◆ Collected data:
■ ■ ■ ■

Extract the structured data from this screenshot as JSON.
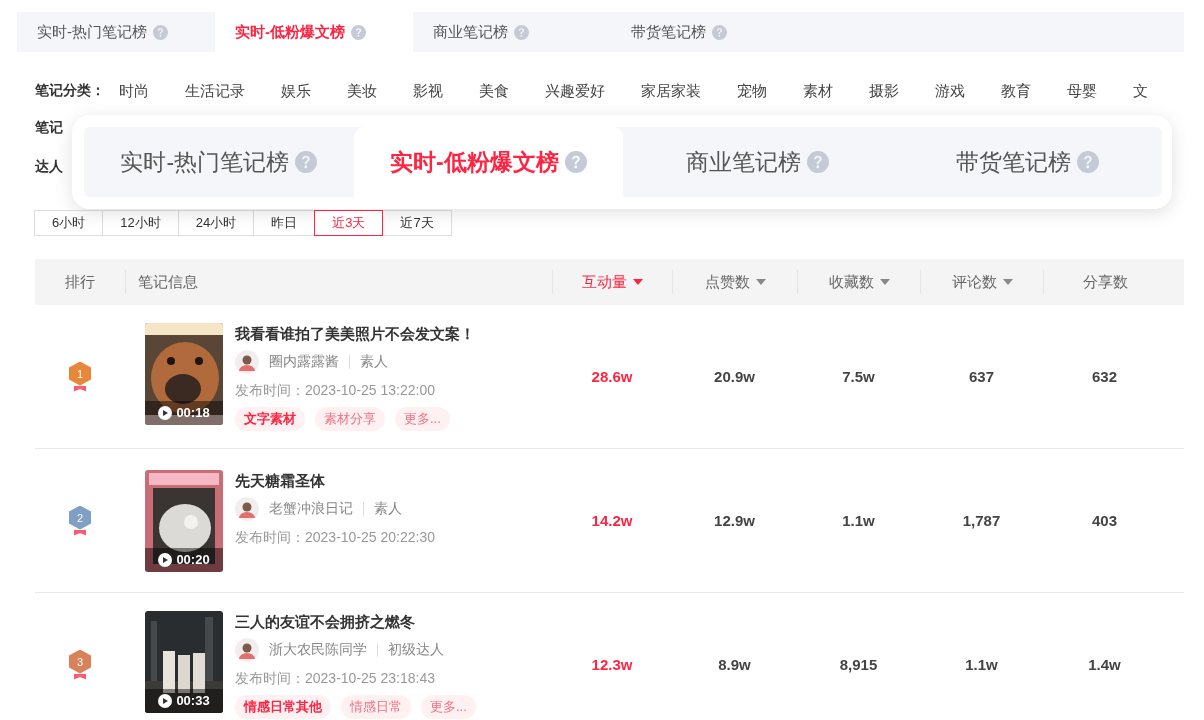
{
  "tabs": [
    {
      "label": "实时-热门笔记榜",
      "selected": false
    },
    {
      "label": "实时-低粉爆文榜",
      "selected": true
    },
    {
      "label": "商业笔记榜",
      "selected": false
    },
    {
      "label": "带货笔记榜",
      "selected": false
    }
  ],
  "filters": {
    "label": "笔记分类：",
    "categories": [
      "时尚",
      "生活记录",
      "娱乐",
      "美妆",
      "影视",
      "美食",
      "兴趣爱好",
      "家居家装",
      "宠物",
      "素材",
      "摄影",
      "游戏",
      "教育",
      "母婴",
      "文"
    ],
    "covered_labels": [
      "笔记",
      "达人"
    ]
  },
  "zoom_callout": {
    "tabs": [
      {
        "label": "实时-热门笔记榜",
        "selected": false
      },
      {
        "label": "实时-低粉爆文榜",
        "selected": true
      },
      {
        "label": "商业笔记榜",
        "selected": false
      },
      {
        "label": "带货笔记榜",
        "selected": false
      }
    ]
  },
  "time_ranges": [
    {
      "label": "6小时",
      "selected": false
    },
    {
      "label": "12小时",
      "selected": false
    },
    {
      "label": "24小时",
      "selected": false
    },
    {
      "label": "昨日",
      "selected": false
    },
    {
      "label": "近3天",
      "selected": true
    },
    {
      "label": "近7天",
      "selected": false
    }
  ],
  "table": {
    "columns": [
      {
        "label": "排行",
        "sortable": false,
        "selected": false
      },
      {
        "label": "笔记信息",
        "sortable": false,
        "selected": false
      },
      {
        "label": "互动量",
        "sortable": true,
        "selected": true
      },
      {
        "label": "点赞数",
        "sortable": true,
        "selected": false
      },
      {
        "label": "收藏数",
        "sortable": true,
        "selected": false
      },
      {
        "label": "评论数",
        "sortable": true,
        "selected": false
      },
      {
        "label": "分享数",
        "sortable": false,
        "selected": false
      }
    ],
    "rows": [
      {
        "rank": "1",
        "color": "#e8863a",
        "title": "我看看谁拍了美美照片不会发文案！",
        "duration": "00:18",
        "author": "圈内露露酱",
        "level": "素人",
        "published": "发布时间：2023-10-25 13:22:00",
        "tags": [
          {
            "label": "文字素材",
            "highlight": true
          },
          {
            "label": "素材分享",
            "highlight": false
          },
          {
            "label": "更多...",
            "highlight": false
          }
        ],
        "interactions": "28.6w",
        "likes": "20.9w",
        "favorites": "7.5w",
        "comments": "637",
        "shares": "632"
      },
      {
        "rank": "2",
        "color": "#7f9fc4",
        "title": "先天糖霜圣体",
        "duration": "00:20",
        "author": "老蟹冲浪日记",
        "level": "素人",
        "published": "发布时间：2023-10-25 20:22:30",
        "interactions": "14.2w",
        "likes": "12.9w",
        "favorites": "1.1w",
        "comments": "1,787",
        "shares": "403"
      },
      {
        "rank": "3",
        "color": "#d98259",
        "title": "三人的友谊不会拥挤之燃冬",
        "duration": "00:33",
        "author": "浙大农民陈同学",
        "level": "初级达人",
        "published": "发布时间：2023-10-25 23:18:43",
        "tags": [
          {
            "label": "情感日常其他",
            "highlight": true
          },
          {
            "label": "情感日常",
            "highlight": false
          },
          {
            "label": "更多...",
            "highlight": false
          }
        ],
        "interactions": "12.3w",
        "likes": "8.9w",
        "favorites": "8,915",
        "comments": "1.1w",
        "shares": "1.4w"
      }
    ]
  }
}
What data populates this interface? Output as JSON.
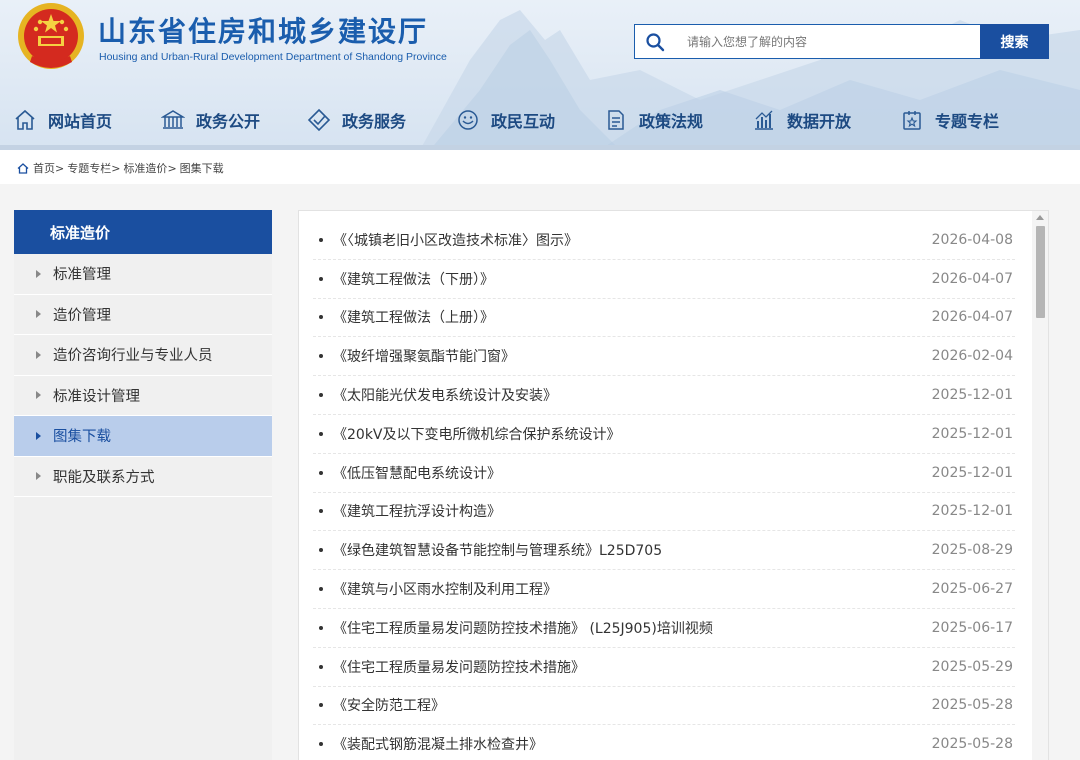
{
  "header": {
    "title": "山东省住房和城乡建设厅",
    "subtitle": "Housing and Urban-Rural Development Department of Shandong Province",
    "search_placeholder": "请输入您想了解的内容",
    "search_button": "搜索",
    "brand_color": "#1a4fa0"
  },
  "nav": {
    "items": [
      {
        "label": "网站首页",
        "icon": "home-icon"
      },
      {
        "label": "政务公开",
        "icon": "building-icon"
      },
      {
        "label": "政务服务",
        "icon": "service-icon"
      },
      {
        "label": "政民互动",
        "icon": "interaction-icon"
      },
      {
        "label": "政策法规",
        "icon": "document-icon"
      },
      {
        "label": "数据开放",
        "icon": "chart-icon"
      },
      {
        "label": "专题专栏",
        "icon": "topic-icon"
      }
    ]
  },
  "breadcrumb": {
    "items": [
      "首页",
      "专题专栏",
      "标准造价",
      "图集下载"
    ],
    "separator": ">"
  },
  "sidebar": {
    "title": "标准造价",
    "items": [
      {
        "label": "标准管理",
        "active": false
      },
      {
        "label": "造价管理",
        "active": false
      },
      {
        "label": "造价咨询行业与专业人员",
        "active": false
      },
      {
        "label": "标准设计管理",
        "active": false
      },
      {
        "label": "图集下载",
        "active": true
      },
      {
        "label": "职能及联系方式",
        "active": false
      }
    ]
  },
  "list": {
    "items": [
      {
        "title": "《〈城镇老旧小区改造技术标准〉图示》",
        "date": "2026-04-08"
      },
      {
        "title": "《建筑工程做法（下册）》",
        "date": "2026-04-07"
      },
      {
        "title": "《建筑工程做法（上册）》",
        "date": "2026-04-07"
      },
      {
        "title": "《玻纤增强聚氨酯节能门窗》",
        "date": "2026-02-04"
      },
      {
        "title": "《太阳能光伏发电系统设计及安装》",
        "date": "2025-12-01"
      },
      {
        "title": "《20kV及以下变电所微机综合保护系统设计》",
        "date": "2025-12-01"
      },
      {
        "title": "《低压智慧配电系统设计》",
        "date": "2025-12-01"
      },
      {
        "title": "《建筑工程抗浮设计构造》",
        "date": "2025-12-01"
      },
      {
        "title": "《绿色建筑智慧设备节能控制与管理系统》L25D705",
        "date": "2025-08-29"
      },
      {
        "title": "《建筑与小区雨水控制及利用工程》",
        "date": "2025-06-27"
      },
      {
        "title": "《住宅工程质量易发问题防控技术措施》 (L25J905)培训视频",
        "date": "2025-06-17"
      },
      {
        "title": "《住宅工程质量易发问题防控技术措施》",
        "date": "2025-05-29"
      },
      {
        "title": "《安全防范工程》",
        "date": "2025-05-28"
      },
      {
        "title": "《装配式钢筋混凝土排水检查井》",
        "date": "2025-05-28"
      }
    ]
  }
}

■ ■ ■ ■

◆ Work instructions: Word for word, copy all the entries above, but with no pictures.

◆ Response to this task:
Extract the structured data from this screenshot as JSON.
{
  "tabs": [
    {
      "label": "实时-热门笔记榜",
      "selected": false
    },
    {
      "label": "实时-低粉爆文榜",
      "selected": true
    },
    {
      "label": "商业笔记榜",
      "selected": false
    },
    {
      "label": "带货笔记榜",
      "selected": false
    }
  ],
  "filters": {
    "label": "笔记分类：",
    "categories": [
      "时尚",
      "生活记录",
      "娱乐",
      "美妆",
      "影视",
      "美食",
      "兴趣爱好",
      "家居家装",
      "宠物",
      "素材",
      "摄影",
      "游戏",
      "教育",
      "母婴",
      "文"
    ],
    "covered_labels": [
      "笔记",
      "达人"
    ]
  },
  "zoom_callout": {
    "tabs": [
      {
        "label": "实时-热门笔记榜",
        "selected": false
      },
      {
        "label": "实时-低粉爆文榜",
        "selected": true
      },
      {
        "label": "商业笔记榜",
        "selected": false
      },
      {
        "label": "带货笔记榜",
        "selected": false
      }
    ]
  },
  "time_ranges": [
    {
      "label": "6小时",
      "selected": false
    },
    {
      "label": "12小时",
      "selected": false
    },
    {
      "label": "24小时",
      "selected": false
    },
    {
      "label": "昨日",
      "selected": false
    },
    {
      "label": "近3天",
      "selected": true
    },
    {
      "label": "近7天",
      "selected": false
    }
  ],
  "table": {
    "columns": [
      {
        "label": "排行",
        "sortable": false,
        "selected": false
      },
      {
        "label": "笔记信息",
        "sortable": false,
        "selected": false
      },
      {
        "label": "互动量",
        "sortable": true,
        "selected": true
      },
      {
        "label": "点赞数",
        "sortable": true,
        "selected": false
      },
      {
        "label": "收藏数",
        "sortable": true,
        "selected": false
      },
      {
        "label": "评论数",
        "sortable": true,
        "selected": false
      },
      {
        "label": "分享数",
        "sortable": false,
        "selected": false
      }
    ],
    "rows": [
      {
        "rank": "1",
        "color": "#e8863a",
        "title": "我看看谁拍了美美照片不会发文案！",
        "duration": "00:18",
        "author": "圈内露露酱",
        "level": "素人",
        "published": "发布时间：2023-10-25 13:22:00",
        "tags": [
          {
            "label": "文字素材",
            "highlight": true
          },
          {
            "label": "素材分享",
            "highlight": false
          },
          {
            "label": "更多...",
            "highlight": false
          }
        ],
        "interactions": "28.6w",
        "likes": "20.9w",
        "favorites": "7.5w",
        "comments": "637",
        "shares": "632"
      },
      {
        "rank": "2",
        "color": "#7f9fc4",
        "title": "先天糖霜圣体",
        "duration": "00:20",
        "author": "老蟹冲浪日记",
        "level": "素人",
        "published": "发布时间：2023-10-25 20:22:30",
        "interactions": "14.2w",
        "likes": "12.9w",
        "favorites": "1.1w",
        "comments": "1,787",
        "shares": "403"
      },
      {
        "rank": "3",
        "color": "#d98259",
        "title": "三人的友谊不会拥挤之燃冬",
        "duration": "00:33",
        "author": "浙大农民陈同学",
        "level": "初级达人",
        "published": "发布时间：2023-10-25 23:18:43",
        "tags": [
          {
            "label": "情感日常其他",
            "highlight": true
          },
          {
            "label": "情感日常",
            "highlight": false
          },
          {
            "label": "更多...",
            "highlight": false
          }
        ],
        "interactions": "12.3w",
        "likes": "8.9w",
        "favorites": "8,915",
        "comments": "1.1w",
        "shares": "1.4w"
      }
    ]
  }
}
What data populates this interface? Output as JSON.
{
  "header": {
    "title": "山东省住房和城乡建设厅",
    "subtitle": "Housing and Urban-Rural Development Department of Shandong Province",
    "search_placeholder": "请输入您想了解的内容",
    "search_button": "搜索",
    "brand_color": "#1a4fa0"
  },
  "nav": {
    "items": [
      {
        "label": "网站首页",
        "icon": "home-icon"
      },
      {
        "label": "政务公开",
        "icon": "building-icon"
      },
      {
        "label": "政务服务",
        "icon": "service-icon"
      },
      {
        "label": "政民互动",
        "icon": "interaction-icon"
      },
      {
        "label": "政策法规",
        "icon": "document-icon"
      },
      {
        "label": "数据开放",
        "icon": "chart-icon"
      },
      {
        "label": "专题专栏",
        "icon": "topic-icon"
      }
    ]
  },
  "breadcrumb": {
    "items": [
      "首页",
      "专题专栏",
      "标准造价",
      "图集下载"
    ],
    "separator": ">"
  },
  "sidebar": {
    "title": "标准造价",
    "items": [
      {
        "label": "标准管理",
        "active": false
      },
      {
        "label": "造价管理",
        "active": false
      },
      {
        "label": "造价咨询行业与专业人员",
        "active": false
      },
      {
        "label": "标准设计管理",
        "active": false
      },
      {
        "label": "图集下载",
        "active": true
      },
      {
        "label": "职能及联系方式",
        "active": false
      }
    ]
  },
  "list": {
    "items": [
      {
        "title": "《〈城镇老旧小区改造技术标准〉图示》",
        "date": "2026-04-08"
      },
      {
        "title": "《建筑工程做法（下册）》",
        "date": "2026-04-07"
      },
      {
        "title": "《建筑工程做法（上册）》",
        "date": "2026-04-07"
      },
      {
        "title": "《玻纤增强聚氨酯节能门窗》",
        "date": "2026-02-04"
      },
      {
        "title": "《太阳能光伏发电系统设计及安装》",
        "date": "2025-12-01"
      },
      {
        "title": "《20kV及以下变电所微机综合保护系统设计》",
        "date": "2025-12-01"
      },
      {
        "title": "《低压智慧配电系统设计》",
        "date": "2025-12-01"
      },
      {
        "title": "《建筑工程抗浮设计构造》",
        "date": "2025-12-01"
      },
      {
        "title": "《绿色建筑智慧设备节能控制与管理系统》L25D705",
        "date": "2025-08-29"
      },
      {
        "title": "《建筑与小区雨水控制及利用工程》",
        "date": "2025-06-27"
      },
      {
        "title": "《住宅工程质量易发问题防控技术措施》 (L25J905)培训视频",
        "date": "2025-06-17"
      },
      {
        "title": "《住宅工程质量易发问题防控技术措施》",
        "date": "2025-05-29"
      },
      {
        "title": "《安全防范工程》",
        "date": "2025-05-28"
      },
      {
        "title": "《装配式钢筋混凝土排水检查井》",
        "date": "2025-05-28"
      }
    ]
  }
}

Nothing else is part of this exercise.